THE INTERNATIONAL Centre of Insect Physiology and Ecology (Icipe) announced Monday in Kenya it will soon start offering bee health expertise across the globe.
Icipe director general Segenet Kelemu said the research centre has over the past decade been implementing a range of initiatives in bee research, primarily through the establishment of the African Reference Laboratory for Bee Health based in Nairobi.
“With the help of state-of-the-art facility, a partnership with the African Union Inter-African Bureau for Animal Resources (AU-IBAR) provides a platform for monitoring and preventing diseases affecting bees and pests in Africa and the rest of the world,” Dr Kelemu said in a statement.
Dr Kelemu revealed that through the collaboration with the World Organization for Animal Health (OIE), Icipe will extend its services to many of OIE’s 181 member countries to help reinforce knowledge generation, exchange and dissemination towards global sustainability of bees.
Icipe has to date satellite stations in Burkina Faso, Cameroon, Ethiopia and Liberia, and a training site in Madagascar where bee health is given priority as an economic income generating activity for communities.

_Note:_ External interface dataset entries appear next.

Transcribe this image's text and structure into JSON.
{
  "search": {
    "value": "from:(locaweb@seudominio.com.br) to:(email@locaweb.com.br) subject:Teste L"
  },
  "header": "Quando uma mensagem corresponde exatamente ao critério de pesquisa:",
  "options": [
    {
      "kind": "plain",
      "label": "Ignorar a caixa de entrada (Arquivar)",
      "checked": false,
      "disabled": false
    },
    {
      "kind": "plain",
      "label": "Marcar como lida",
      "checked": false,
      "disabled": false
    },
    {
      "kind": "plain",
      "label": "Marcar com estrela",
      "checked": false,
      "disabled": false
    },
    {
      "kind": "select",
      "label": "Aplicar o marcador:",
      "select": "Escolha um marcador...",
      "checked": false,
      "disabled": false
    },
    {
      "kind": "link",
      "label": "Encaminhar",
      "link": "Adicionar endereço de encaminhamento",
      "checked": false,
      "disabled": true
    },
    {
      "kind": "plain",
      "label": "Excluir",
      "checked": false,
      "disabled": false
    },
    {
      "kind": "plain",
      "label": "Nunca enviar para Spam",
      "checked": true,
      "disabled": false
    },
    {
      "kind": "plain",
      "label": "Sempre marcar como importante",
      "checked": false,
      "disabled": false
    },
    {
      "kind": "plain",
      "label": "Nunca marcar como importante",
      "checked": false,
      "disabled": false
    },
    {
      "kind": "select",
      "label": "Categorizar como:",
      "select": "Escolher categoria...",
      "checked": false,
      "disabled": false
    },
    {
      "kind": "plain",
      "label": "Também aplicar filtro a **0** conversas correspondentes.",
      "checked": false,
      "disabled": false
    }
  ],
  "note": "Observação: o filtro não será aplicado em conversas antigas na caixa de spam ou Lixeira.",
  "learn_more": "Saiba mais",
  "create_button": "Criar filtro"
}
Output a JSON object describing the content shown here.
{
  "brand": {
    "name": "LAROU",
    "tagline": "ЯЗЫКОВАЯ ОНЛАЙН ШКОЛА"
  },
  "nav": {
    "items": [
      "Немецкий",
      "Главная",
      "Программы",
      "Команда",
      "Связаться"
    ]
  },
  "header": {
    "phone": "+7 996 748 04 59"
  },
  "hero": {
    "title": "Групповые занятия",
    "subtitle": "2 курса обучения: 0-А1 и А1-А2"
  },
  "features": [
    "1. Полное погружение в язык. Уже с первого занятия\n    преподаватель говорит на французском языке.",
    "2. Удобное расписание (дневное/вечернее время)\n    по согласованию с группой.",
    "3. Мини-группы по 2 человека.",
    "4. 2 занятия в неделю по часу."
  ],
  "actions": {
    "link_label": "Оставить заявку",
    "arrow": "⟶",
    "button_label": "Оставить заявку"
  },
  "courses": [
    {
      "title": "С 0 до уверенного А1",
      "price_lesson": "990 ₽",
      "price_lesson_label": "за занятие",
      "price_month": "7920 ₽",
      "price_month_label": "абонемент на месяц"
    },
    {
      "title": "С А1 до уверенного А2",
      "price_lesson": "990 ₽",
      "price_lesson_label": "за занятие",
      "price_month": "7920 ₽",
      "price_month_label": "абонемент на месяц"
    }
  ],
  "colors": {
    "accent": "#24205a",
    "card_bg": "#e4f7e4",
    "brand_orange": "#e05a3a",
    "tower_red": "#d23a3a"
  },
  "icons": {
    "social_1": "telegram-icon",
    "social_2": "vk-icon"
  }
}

In Africa, as Icipe has shown over the past several decades, honeybees are extremely critical in improving the lives of millions of people, especially those living in marginalised areas.
Icipe director of research and partnerships Sunday Ekesi told Xinhua in an interview that bees provide a critical, though often unrecognised and undervalued free service, through the pollination of numerous food and non-food crops.
“Bees also pollinate grasses and forage plants, therefore contributing indirectly to meat and milk production besides offering 70 per cent of the production of the world’s major crops,” he added.
LESS VULNERABLE TO BROOD DISEASES
Ekesi said that Icipe is advancing its bee health research activities in addressing the rising threats to bees in Africa resulting from factors such as climate change and habitat loss due to deforestation caused by population pressures, among others.
The centre also aims to complete gaps in knowledge and to rectify the absence of systematic procedures and capacity to monitor, analyse and safeguard bees.
He said that Icipe in collaboration with other collaborators is helping manage the global community’s rising anxieties surrounding bee health against the backdrop of the Colony Collapse Disorder (CCD).
CCD is a phenomenon that has become a serious problem since 2006 and a major threat to commercial beekeeping and pollination operations in Europe and the United States.
It is caused by varroa mites’ diseases, pesticide exposure, stresses associated with modern beekeeping practices and poor nutrition.
“We are offering knowledge on CCD and mapping bee health risk factors, while investigating mitigating strategies in Africa and globally with the help of partners,” Mr Ekesi added.
He said that a survey by scientists at the institution has revealed the presence of Varroa mites in many African countries and also detected a range of agrochemicals, including insecticides, herbicides, fungicides, and acaricides at low levels, hence potential threats for bee colonies in Africa.
Mr Ekesi noted that African honeybees are less vulnerable to brood diseases, parasites such as Varroa mites, and pests like the small hive beetle.